What you should do
Each entry must appear in the answer exactly as written.

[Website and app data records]
------------------------------------------------

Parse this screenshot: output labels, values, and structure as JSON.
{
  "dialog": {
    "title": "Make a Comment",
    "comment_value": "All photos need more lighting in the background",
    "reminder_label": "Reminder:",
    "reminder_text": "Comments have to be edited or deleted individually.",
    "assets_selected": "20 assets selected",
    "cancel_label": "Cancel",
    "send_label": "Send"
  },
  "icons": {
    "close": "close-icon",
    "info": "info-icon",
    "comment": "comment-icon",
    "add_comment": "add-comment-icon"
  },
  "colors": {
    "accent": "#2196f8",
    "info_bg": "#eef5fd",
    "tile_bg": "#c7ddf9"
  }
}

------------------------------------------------

Response to the task
Parse this screenshot: output labels, values, and structure as JSON.
{
  "dialog": {
    "title": "Make a Comment",
    "comment_value": "All photos need more lighting in the background",
    "reminder_label": "Reminder:",
    "reminder_text": "Comments have to be edited or deleted individually.",
    "assets_selected": "20 assets selected",
    "cancel_label": "Cancel",
    "send_label": "Send"
  },
  "icons": {
    "close": "close-icon",
    "info": "info-icon",
    "comment": "comment-icon",
    "add_comment": "add-comment-icon"
  },
  "colors": {
    "accent": "#2196f8",
    "info_bg": "#eef5fd",
    "tile_bg": "#c7ddf9"
  }
}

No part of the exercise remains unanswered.